With its announcement of the warning strike alone, Verdi paralyzed air traffic at Berlin-Brandenburg Airport for today. Are collective bargaining now gaining momentum?
With a far-reaching warning strike, the Verdi union increased the pressure on employers during collective bargaining for 6,000 employees at Berlin-Brandenburg Airport (BER). As a result, no passenger traffic can be processed at BER today. 300 flight movements with around 35,000 passengers were originally planned. Numerous flights have been canceled, some postponed to Thursday. Depending on the airline, customers were given the option of rebooking their trips or alternatively switching to the train. A few flights divert to Dresden and Leipzig/Halle.
The Verdi union has called on the employees of the airport company, aviation security and ground handling services to stop working between 3.30 a.m. and 11.59 p.m. This affects central work areas for regular flight operations, such as the airport fire brigade, check-in, baggage handling or aircraft fueling.
The success of the warning strike became clear shortly after the announcement on Monday: just one hour after Verdi’s press release, the airport already indicated that no passenger flight could take place at BER on Wednesday.
Verdi wants the employees of the airport company and the ground handling services to pay 500 euros more per month with a term of the collective agreement of twelve months. In both negotiations, the employer side is demanding significantly longer contract periods, and tax-free one-off payments of up to 2,000 euros have been offered to the employees of the airport company. “An additional one-off inflation compensation premium is good, but cannot replace a sustainable increase in the table,” said Verdi.
strikes with similar consequences
The last major warning strike with similar consequences was several years ago: In April 2018, hundreds of flights across Germany had to be canceled because collective bargaining for municipal and federal employees was not progressing. In eight federal states, tens of thousands of employees went down their work during a warning strike. In addition to airports, urban transport, daycare centers, clinics, administrations and indoor swimming pools were also affected in many places.
What else is planned for today?
The union has called on the strikers to come to Willy-Brandt-Platz in front of the terminal building from 8 a.m. A rally is to be held there from 10:00 a.m. Verdi expects up to 1500 participants. A demo train will also go towards the terminal, said Enrico Rümker from Verdi.

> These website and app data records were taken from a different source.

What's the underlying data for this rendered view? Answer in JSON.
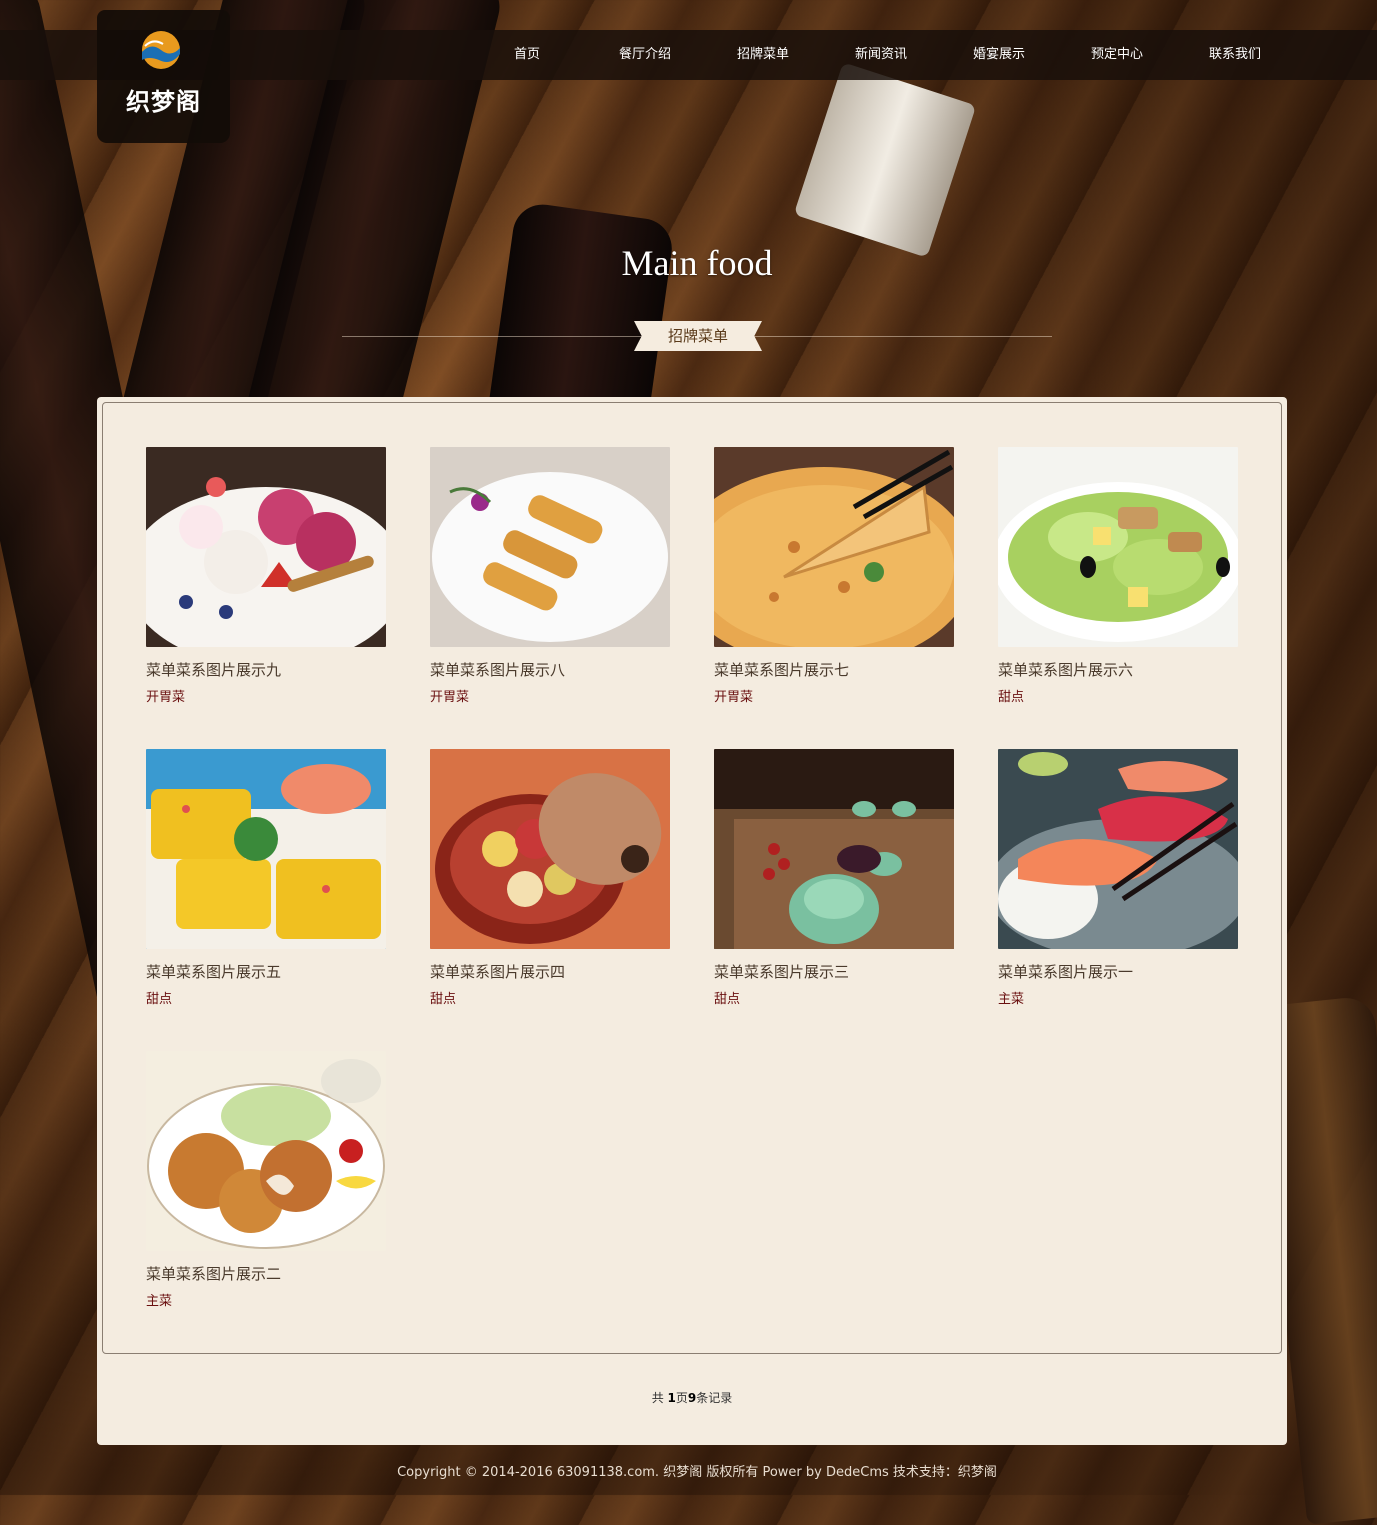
{
  "logo": {
    "text": "织梦阁"
  },
  "nav": {
    "items": [
      {
        "label": "首页"
      },
      {
        "label": "餐厅介绍"
      },
      {
        "label": "招牌菜单"
      },
      {
        "label": "新闻资讯"
      },
      {
        "label": "婚宴展示"
      },
      {
        "label": "预定中心"
      },
      {
        "label": "联系我们"
      }
    ]
  },
  "banner": {
    "title": "Main food",
    "section_label": "招牌菜单"
  },
  "items": [
    {
      "title": "菜单菜系图片展示九",
      "category": "开胃菜",
      "image": "ice-cream-dessert"
    },
    {
      "title": "菜单菜系图片展示八",
      "category": "开胃菜",
      "image": "spring-rolls"
    },
    {
      "title": "菜单菜系图片展示七",
      "category": "开胃菜",
      "image": "pizza"
    },
    {
      "title": "菜单菜系图片展示六",
      "category": "甜点",
      "image": "salad"
    },
    {
      "title": "菜单菜系图片展示五",
      "category": "甜点",
      "image": "corn-cakes"
    },
    {
      "title": "菜单菜系图片展示四",
      "category": "甜点",
      "image": "pastry-bowl"
    },
    {
      "title": "菜单菜系图片展示三",
      "category": "甜点",
      "image": "tea-set"
    },
    {
      "title": "菜单菜系图片展示一",
      "category": "主菜",
      "image": "sushi"
    },
    {
      "title": "菜单菜系图片展示二",
      "category": "主菜",
      "image": "fried-cutlets"
    }
  ],
  "pager": {
    "prefix": "共 ",
    "pages": "1",
    "mid": "页",
    "records": "9",
    "suffix": "条记录"
  },
  "footer": {
    "text": "Copyright © 2014-2016 63091138.com. 织梦阁 版权所有 Power by DedeCms    技术支持：织梦阁"
  },
  "colors": {
    "panel": "#f4ece0",
    "category": "#6a1010",
    "nav_bar": "#190f0a"
  }
}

The next rounds of negotiations will follow on January 30 (ground services) and February 8 (airport company).
What the warning strikes mean for holiday travel
Rümker emphasized that the time for the current warning strike had been carefully selected. “We can already say that there will be no further strikes during the winter holidays in Berlin and Brandenburg (January 30 to February 3),” Rümker told dpa. Wednesday is also not the busiest day of the week. According to Rümker, the three collective bargaining negotiations were deliberately combined into one walkout so as not to hang one warning strike on the next.
The Association of German Commercial Airports, on the other hand, sharply criticized the walkout. “The duration, scope and intensity of the warning strike are completely exaggerated. This clearly exceeds the limits of a so-called warning strike,” said General Manager Ralph Beisel.
Jane Stock is a technology author, who has written for 24 Hours World. She writes about the latest in technology news and trends, and is always on the lookout for new and innovative ways to improve his audience’s experience.